* Entries taken from a collection *
● ● ●
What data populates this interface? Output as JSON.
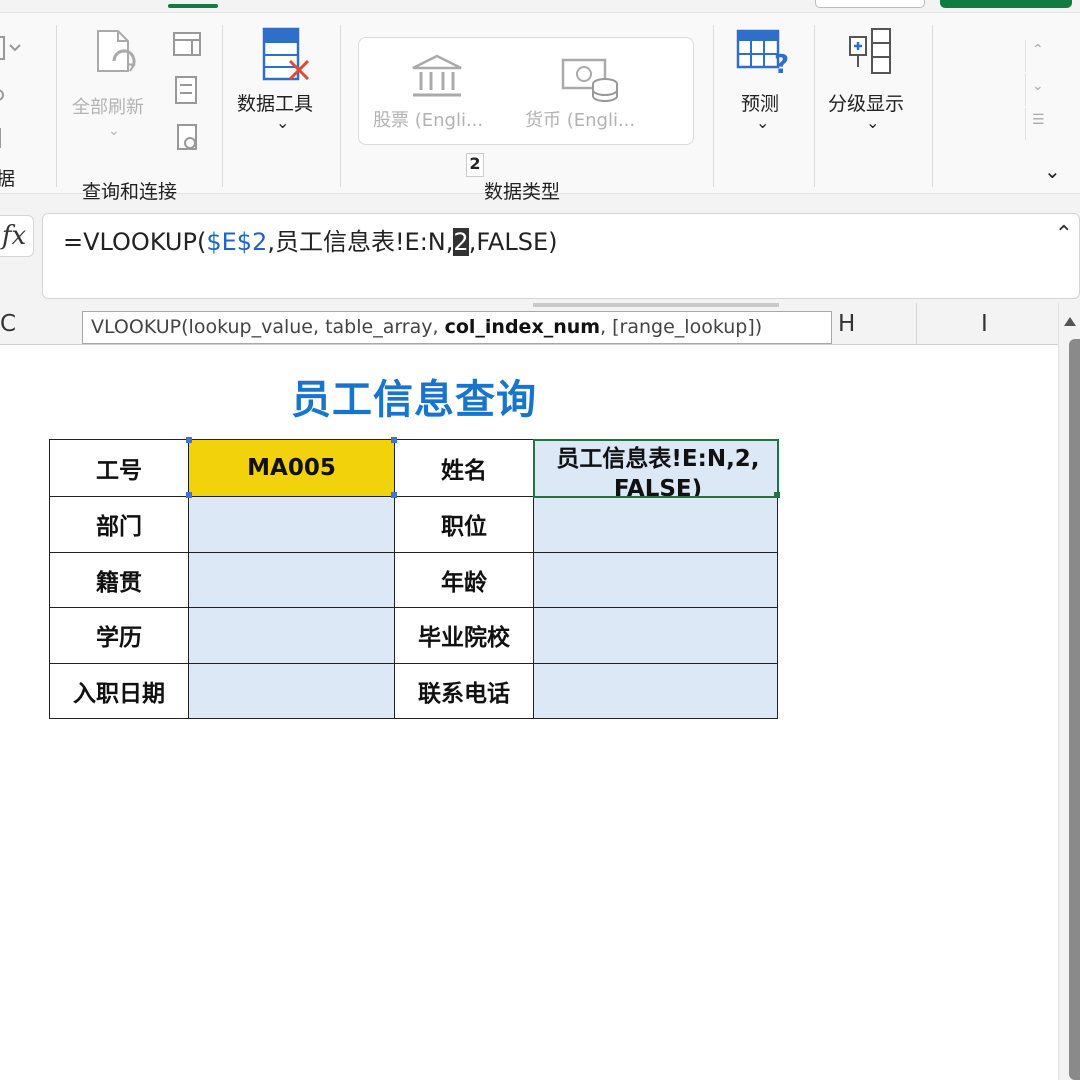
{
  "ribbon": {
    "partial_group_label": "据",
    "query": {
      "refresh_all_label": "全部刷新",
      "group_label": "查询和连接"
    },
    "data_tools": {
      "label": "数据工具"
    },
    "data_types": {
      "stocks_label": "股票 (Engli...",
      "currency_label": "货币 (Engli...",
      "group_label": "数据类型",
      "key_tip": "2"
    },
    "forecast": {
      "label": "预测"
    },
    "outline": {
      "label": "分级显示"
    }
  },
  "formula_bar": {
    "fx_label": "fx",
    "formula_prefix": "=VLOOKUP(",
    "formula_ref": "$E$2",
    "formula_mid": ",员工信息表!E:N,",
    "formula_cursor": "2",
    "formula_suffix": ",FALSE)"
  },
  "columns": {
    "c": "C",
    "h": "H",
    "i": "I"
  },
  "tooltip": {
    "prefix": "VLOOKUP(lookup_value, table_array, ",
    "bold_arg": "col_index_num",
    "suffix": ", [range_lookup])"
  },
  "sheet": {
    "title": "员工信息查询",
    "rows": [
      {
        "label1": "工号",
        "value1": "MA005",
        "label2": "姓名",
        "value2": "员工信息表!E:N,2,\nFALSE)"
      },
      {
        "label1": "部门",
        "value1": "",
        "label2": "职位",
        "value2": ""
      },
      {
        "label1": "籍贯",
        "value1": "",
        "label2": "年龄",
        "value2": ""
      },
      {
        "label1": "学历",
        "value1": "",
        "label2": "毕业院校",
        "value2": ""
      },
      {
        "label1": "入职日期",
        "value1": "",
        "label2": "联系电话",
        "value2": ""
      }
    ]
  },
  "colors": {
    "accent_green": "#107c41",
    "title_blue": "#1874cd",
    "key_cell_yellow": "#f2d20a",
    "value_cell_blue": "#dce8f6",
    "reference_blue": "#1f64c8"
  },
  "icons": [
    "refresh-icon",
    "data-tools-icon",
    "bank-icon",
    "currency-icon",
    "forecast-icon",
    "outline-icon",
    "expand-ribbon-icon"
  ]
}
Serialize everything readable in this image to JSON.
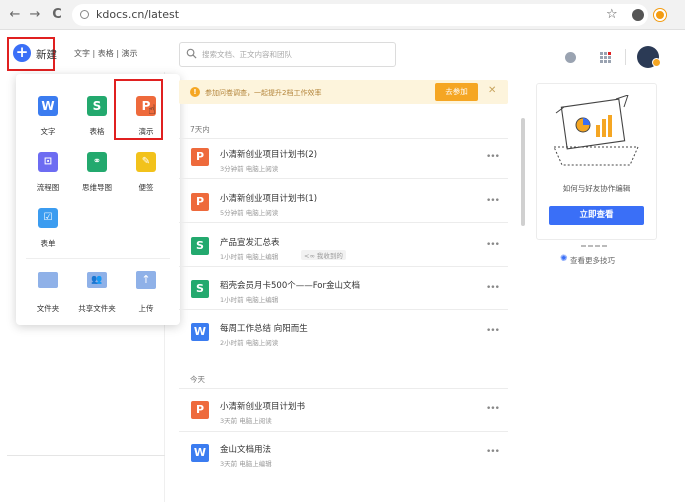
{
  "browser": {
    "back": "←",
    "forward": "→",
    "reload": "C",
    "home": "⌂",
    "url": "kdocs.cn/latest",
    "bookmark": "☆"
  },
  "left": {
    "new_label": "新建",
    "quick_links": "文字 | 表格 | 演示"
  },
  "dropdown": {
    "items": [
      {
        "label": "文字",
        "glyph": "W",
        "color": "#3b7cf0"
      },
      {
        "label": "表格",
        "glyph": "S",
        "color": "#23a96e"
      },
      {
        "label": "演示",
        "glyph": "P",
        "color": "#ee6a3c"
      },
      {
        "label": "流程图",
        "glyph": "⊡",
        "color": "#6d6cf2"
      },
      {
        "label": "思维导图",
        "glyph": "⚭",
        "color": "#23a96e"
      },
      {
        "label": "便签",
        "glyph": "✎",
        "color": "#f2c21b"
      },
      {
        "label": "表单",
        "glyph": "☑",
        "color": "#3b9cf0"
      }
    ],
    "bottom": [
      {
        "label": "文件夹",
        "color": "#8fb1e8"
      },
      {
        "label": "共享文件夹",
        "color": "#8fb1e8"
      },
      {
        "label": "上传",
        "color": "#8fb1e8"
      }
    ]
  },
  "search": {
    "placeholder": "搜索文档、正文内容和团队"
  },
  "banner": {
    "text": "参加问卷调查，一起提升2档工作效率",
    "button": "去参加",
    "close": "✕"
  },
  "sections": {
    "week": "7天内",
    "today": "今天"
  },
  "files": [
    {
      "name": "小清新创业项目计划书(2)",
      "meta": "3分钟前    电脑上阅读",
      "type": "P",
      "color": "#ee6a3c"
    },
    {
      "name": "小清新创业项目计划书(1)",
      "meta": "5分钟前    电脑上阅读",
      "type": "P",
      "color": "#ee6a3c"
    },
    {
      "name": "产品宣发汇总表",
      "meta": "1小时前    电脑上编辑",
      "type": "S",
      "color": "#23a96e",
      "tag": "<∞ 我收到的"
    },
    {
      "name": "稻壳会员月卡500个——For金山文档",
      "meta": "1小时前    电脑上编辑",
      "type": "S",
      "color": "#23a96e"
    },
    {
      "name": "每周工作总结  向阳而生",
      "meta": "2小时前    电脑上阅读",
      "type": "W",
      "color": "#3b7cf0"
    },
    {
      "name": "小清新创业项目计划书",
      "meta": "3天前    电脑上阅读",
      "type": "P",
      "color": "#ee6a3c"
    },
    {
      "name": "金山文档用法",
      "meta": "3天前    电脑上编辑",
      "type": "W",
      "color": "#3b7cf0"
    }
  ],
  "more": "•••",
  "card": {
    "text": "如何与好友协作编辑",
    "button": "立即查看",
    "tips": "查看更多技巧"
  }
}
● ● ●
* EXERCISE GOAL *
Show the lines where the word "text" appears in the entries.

* OUTPUT *
    "text": "参加问卷调查，一起提升2档工作效率",
    "text": "如何与好友协作编辑",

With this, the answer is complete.